Lastly, Kala stresses that maintaining your color really comes down to the relationship you have with your hair at home. Hair is made of the same components of skin and nails, which means that your hair needs as much love as you give your skin and nails.
“You should have a day to care for your hair,” says Kala.
“For instance, choose a good conditioning treatment to protect it and return it to its natural state and to prepare it for future services.” Keep some kind of record of your lifestyle and how your hair is affected by your environment. The technology of how color treatments are applied has evolved so much and your colorist can advise you on the latest in glazes and toners that are full of protein and collagen, two things hair needs to survive the rigors of modern life. Kala calls them filters. “Your hair will look healthier. Those filters will maintain the health of your hair as well as give your color long life and beauty.” fabiodotisalon.com
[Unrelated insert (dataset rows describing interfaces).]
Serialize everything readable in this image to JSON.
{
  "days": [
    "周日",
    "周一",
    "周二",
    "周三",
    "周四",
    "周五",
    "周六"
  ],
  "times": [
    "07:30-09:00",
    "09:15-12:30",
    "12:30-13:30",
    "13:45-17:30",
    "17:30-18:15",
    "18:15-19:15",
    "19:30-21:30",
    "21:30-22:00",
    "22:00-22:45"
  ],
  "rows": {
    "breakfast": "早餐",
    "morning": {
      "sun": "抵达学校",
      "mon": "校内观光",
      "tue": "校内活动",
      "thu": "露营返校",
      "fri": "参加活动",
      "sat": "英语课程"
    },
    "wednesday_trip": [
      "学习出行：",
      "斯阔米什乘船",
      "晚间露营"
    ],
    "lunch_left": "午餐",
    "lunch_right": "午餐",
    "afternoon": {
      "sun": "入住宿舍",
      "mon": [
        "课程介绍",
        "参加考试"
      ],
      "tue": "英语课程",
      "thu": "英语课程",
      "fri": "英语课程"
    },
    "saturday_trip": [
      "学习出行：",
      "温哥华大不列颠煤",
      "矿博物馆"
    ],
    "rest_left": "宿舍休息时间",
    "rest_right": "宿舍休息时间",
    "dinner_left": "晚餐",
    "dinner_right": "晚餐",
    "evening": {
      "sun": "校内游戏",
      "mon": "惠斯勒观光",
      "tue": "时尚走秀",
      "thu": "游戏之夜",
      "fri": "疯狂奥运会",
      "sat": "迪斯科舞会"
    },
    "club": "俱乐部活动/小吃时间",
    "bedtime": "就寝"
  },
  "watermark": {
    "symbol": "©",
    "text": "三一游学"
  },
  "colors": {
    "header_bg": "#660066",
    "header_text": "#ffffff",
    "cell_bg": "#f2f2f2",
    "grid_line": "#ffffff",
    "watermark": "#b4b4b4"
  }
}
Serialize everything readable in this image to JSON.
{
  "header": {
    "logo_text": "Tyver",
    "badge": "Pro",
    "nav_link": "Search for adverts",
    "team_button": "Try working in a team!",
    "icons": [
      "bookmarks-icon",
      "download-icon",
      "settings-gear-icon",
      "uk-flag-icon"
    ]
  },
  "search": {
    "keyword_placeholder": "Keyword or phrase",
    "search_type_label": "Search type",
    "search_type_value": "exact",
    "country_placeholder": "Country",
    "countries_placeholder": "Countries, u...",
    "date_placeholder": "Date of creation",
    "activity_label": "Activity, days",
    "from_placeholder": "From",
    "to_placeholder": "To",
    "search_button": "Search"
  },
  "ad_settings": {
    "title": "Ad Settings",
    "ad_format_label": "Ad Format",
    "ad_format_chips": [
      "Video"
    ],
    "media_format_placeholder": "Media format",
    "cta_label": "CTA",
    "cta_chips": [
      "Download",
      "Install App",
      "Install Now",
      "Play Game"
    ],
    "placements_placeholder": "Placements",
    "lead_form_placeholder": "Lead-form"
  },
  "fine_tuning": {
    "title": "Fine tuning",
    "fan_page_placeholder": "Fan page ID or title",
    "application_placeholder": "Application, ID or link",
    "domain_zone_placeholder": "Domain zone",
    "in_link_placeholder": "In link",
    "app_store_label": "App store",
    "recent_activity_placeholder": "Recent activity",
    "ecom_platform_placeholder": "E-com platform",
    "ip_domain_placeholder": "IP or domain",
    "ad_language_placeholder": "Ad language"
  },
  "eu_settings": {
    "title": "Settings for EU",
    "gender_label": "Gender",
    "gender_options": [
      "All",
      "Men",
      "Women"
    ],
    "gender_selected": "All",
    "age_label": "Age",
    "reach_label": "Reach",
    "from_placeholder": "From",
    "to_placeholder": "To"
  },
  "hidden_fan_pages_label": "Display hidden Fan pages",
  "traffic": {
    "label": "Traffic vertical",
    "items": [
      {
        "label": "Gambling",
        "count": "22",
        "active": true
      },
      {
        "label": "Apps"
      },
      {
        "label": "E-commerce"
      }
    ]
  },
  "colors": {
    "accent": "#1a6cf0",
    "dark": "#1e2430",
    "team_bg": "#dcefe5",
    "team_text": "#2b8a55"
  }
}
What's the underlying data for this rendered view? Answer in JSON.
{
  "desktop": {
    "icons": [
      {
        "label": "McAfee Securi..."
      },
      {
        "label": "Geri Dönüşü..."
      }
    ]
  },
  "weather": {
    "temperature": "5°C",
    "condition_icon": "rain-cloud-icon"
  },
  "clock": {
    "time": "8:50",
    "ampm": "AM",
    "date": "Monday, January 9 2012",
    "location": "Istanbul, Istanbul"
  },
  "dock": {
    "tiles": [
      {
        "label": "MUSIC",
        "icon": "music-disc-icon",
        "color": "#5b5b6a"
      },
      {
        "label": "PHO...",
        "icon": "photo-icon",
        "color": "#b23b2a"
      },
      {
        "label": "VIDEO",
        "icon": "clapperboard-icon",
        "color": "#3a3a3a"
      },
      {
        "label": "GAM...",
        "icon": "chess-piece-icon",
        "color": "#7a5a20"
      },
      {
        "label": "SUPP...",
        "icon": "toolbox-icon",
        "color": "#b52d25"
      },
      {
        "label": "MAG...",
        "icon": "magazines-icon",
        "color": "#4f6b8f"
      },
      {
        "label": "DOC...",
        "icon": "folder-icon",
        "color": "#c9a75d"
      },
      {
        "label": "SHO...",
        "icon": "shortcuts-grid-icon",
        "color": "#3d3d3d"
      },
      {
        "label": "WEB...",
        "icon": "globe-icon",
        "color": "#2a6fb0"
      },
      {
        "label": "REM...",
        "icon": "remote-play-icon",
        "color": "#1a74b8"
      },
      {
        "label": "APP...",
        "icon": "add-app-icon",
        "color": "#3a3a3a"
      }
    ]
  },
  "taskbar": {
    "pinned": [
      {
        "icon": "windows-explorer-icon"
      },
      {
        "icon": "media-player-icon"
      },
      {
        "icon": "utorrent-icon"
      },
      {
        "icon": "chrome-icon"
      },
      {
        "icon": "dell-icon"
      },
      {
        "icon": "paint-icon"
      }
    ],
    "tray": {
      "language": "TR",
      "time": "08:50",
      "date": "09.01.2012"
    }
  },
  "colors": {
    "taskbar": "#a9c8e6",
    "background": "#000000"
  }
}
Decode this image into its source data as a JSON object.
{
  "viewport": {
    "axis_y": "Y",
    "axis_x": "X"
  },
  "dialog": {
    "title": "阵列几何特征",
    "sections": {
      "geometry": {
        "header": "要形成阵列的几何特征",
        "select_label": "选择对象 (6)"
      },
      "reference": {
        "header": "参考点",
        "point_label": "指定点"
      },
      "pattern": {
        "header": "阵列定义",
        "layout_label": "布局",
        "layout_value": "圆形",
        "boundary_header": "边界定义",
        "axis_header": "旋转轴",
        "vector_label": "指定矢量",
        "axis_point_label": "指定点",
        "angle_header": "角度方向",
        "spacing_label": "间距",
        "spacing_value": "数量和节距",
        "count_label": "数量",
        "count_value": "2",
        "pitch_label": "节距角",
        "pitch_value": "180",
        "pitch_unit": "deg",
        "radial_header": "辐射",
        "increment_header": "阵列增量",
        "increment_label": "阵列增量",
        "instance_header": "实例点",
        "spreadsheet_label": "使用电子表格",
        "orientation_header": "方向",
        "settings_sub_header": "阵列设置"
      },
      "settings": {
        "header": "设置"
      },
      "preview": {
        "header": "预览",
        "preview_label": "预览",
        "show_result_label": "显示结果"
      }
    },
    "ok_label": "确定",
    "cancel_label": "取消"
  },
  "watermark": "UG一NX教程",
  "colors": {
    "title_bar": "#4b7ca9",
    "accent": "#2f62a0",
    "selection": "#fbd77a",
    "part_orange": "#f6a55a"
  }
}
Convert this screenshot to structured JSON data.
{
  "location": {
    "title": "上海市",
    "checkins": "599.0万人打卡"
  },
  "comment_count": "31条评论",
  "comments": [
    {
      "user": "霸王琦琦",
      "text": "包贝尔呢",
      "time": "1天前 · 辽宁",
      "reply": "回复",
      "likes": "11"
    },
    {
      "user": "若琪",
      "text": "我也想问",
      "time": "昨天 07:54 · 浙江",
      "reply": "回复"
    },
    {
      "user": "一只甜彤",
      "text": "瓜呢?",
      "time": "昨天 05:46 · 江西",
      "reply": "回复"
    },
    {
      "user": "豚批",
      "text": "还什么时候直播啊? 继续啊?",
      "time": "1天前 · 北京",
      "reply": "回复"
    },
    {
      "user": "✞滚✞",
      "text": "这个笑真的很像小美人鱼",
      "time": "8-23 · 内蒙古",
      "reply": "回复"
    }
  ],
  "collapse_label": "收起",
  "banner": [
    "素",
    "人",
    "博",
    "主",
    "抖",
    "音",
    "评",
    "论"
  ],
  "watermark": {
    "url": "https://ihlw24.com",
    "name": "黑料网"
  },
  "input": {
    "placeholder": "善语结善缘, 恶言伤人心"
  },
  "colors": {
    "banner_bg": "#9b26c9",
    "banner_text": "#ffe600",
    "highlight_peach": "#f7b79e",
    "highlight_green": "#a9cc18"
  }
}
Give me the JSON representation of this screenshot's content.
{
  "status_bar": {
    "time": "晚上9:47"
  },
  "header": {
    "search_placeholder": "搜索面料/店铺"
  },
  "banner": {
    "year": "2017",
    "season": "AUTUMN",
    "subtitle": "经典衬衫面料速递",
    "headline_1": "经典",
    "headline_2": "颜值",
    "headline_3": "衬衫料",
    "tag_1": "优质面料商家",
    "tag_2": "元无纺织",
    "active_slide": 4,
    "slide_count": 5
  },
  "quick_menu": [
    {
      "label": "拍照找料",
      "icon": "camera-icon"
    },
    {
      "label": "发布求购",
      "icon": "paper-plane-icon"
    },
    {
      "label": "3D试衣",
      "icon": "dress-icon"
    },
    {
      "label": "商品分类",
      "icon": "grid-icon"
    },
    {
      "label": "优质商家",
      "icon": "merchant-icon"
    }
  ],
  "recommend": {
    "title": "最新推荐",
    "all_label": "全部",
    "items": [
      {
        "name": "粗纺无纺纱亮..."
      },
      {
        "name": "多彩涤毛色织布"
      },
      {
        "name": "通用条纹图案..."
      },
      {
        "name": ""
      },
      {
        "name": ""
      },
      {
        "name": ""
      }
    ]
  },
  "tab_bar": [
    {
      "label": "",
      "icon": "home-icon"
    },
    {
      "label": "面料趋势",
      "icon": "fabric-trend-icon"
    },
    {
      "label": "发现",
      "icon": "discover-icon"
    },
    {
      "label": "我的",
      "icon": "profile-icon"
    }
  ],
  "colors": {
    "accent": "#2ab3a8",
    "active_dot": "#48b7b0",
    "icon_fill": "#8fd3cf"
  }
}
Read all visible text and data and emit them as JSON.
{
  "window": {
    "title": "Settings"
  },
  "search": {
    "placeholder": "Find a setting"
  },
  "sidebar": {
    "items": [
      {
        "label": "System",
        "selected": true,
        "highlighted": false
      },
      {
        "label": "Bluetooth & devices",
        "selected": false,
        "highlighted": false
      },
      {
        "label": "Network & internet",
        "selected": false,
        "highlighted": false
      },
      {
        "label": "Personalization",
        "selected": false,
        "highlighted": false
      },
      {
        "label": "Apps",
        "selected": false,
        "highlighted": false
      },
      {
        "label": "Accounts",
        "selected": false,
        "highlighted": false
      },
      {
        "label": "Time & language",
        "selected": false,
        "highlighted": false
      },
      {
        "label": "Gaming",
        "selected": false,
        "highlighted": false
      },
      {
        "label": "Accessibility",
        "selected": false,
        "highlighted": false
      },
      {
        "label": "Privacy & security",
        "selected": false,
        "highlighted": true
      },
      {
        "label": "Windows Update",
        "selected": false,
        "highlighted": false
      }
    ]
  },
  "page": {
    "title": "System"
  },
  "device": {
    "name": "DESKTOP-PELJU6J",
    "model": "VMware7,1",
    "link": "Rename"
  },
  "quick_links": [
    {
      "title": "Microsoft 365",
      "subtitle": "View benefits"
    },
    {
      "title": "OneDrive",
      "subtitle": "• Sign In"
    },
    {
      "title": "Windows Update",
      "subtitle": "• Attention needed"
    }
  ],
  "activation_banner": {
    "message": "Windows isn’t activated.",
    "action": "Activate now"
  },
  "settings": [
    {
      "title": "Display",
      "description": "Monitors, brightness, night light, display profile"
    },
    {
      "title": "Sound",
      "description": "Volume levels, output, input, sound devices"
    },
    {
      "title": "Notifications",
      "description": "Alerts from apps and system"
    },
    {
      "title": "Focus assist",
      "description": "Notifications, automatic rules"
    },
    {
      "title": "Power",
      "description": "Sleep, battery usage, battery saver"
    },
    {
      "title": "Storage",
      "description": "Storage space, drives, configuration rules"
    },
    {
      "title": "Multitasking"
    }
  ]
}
ONE OF THE MOST SATISFYING ways to change up your look is to book an appointment with a colorist at your favorite salon. The options are endless—change your color completely, add highlights (or lowlights!), cover gray hair or roots, or embrace your silver locks and give them a boost. But color services can also have a dark side for the health of your hair, your schedule, and your wallet.
Yexael Kala, a master colorist at Fabio Doti Salon in Manhattan’s Financial District, helps his clients choose the best color services from a full menu of techniques such as dimensional or corrective color, baby lights, ombre, balayage, color melting, and so much more. Kala immigrated from Colombia to pursue his dream of becoming a master colorist and began his career at the world-renowned Carsten Aveda Institute of New York. We spoke with him about the best way to have a sustainable and manageable way to maintain a gorgeous head of hair.
“Managing your color properly is about finding balance, and not about having a high-maintenance color that makes you go to the salon once a month, every three weeks, or even every ten days,” says Kala.